NEW YORK — For now, there is enough room for two at the Iowa football coaching peak.
Kirk Ferentz tied Hayden Fry for the most wins in program history, at 143, with the Hawkeyes’ 27-20 win over Boston College in the Pinstripe Bowl on Wednesday.
“I really consider myself extremely fortunate,” Ferentz said. “It just gets down to the people you’re with every day.”
It’s fitting the two will spend the offseason tied for first — at least through the offseason — because they are so interconnected.
Fry hired Ferentz as his offensive line coach in 1981. Ferentz coached under Fry until 1989. Ferentz passed on his wisdom, coaching 11 Hawkeyes who went on to the NFL, but also used his time to pick up as much wisdom from Fry as possible.
“Probably one of the best decisions I’ve made outside of asking my wife to marry me, was coming to Iowa in 1981,” Ferentz said.
Fry arrived at Iowa after the 1978 season, taking on a major rebuilding job. The Hawkeyes produced a non-losing campaign three times from 1962-78. Fry quickly changed everything in the program, including the logo, and took Iowa to the Rose Bowl in his third season in 1981.
In 20 seasons, he took Iowa to three Rose Bowls, including 1985, when the Hawkeyes won the league outright. In 1985 and 1990 Iowa won 10 games under Fry, who led the team to 14 bowl games.
Ferentz took over the program in 1999 and created a team that had highs higher than those in the Fry era.
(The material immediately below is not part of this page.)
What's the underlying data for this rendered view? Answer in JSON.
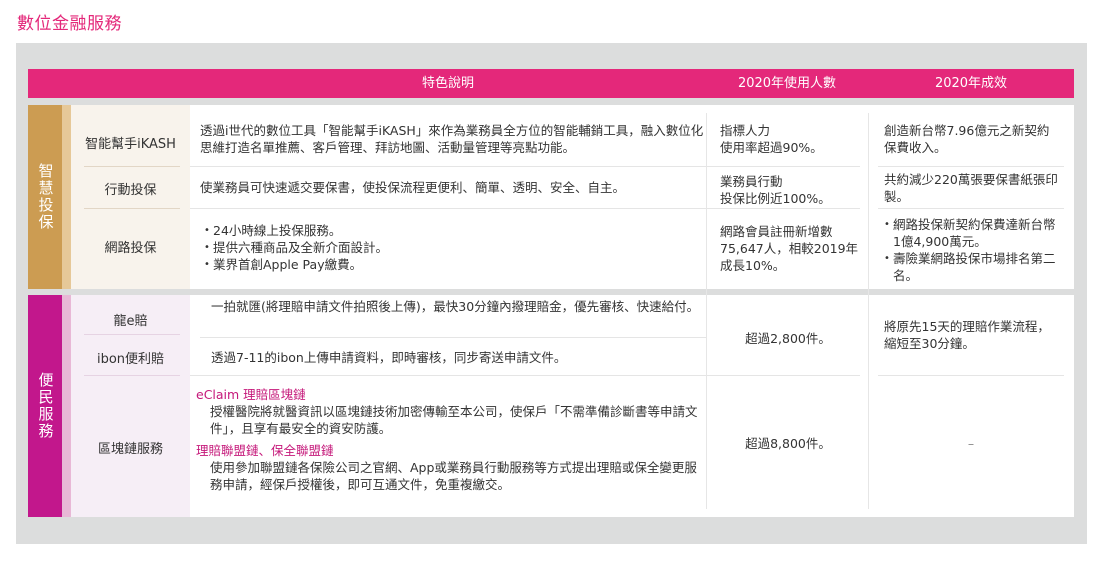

Ferentz needed two years to rebuild a stagnated program before making his first bowl in 2011. By 2002, he established Iowa as a program on the rise, winning 11 games, tying for the Big Ten championship and earning an Orange Bowl berth.
Ferentz twice tied for the Big Ten championship and won the Big Ten West title during an undefeated regular season in 2015. His teams won at least 10 games five times and finished in the Associated Press top 10 five times.
Iowa finished this season 8-5. Ferentz’s first crack at passing Fry, and holding the wins record by himself, comes next season when the Hawkeyes host Northern Illinois on Sept. 1, 2018.